The city's resident female peregrine falcon has been spotted in recent weeks hunting downtown with another bird, Carol Riewe, a local raptor rehabilitator, told the South Bend Tribune.
"They have been seen hunting pigeons together and swooping and diving," Riewe said, "so it looks like somebody has picked up on the widow here and is going to stay."
"And it's time for that," Riewe said, "because normally, in past years, we had egg-laying beginning in the third week of March, the 23rd or 24th, somewhere in that area."
Riewe said she has spotted the pair herself recently. "I have seen them evenings, after dark," she said, "roosting in the west side windows of the Tower Building."
She said she doesn't know if the other bird is banded because she hasn't been able to get a close enough look at it. She said the camera atop County-City Building that is pointed at Guinevere's nest has been disabled since last year because of a wiring problem.
"The roof has to be clear of ice and snow before anybody gets up there" to fix it, she said.
Peregrine falcons keep the same mate year-to-year, and generally don't accept a replacement unless their partner dies or disappears.
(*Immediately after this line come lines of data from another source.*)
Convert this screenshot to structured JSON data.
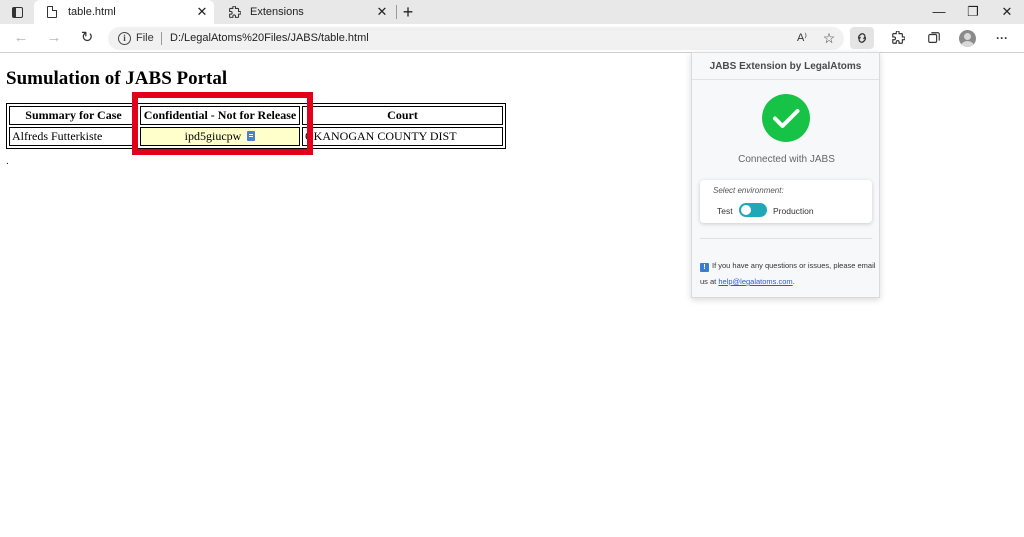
{
  "browser": {
    "tabs": [
      {
        "label": "table.html",
        "active": true,
        "icon": "document-icon"
      },
      {
        "label": "Extensions",
        "active": false,
        "icon": "puzzle-icon"
      }
    ],
    "close_glyph": "✕",
    "new_tab_glyph": "+",
    "window_controls": {
      "minimize": "—",
      "restore": "❐",
      "close": "✕"
    },
    "address": {
      "protocol_label": "File",
      "url": "D:/LegalAtoms%20Files/JABS/table.html"
    },
    "nav": {
      "back": "←",
      "forward": "→",
      "reload": "↻"
    },
    "toolbar_icons": {
      "read_aloud": "A⁾",
      "favorite": "☆",
      "extension_jabs": "⊘",
      "extensions": "⧉",
      "collections": "⧉",
      "more": "···"
    }
  },
  "page": {
    "title": "Sumulation of JABS Portal",
    "table": {
      "headers": [
        "Summary for Case",
        "Confidential - Not for Release",
        "Court"
      ],
      "rows": [
        [
          "Alfreds Futterkiste",
          "ipd5giucpw",
          "OKANOGAN COUNTY DIST"
        ]
      ]
    },
    "trailing_dot": "."
  },
  "popup": {
    "header": "JABS Extension by LegalAtoms",
    "status": "Connected with JABS",
    "env_label": "Select environment:",
    "env_test": "Test",
    "env_production": "Production",
    "env_selected": "Production",
    "help_prefix": "If you have any questions or issues, please email us at",
    "help_email": "help@legalatoms.com",
    "help_suffix": ".",
    "colors": {
      "success": "#17c346",
      "toggle": "#20a8b8",
      "link": "#2a5bd7"
    }
  },
  "annotation": {
    "highlight_color": "#e3001b"
  }
}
Guinevere's former longtime mate, Zephyr, died last June in an accident while he was hunting downtown. The two produced several broods over the years.
The pair's last chick, Zoey, flew the coop over the summer, Riewe said.
"She left in late August, which is what they do," she said. "They get to a point in their development where they just decide they have to move on."
As for Zephyr, Riewe said he is being readied for display.
"Zephyr is going to be taxidermied, and I have given him to Rum Village Nature Center," she said. "And ... the avian biologist for the state agreed that that's a good thing. This is Zephyr's hometown, this is where he should be."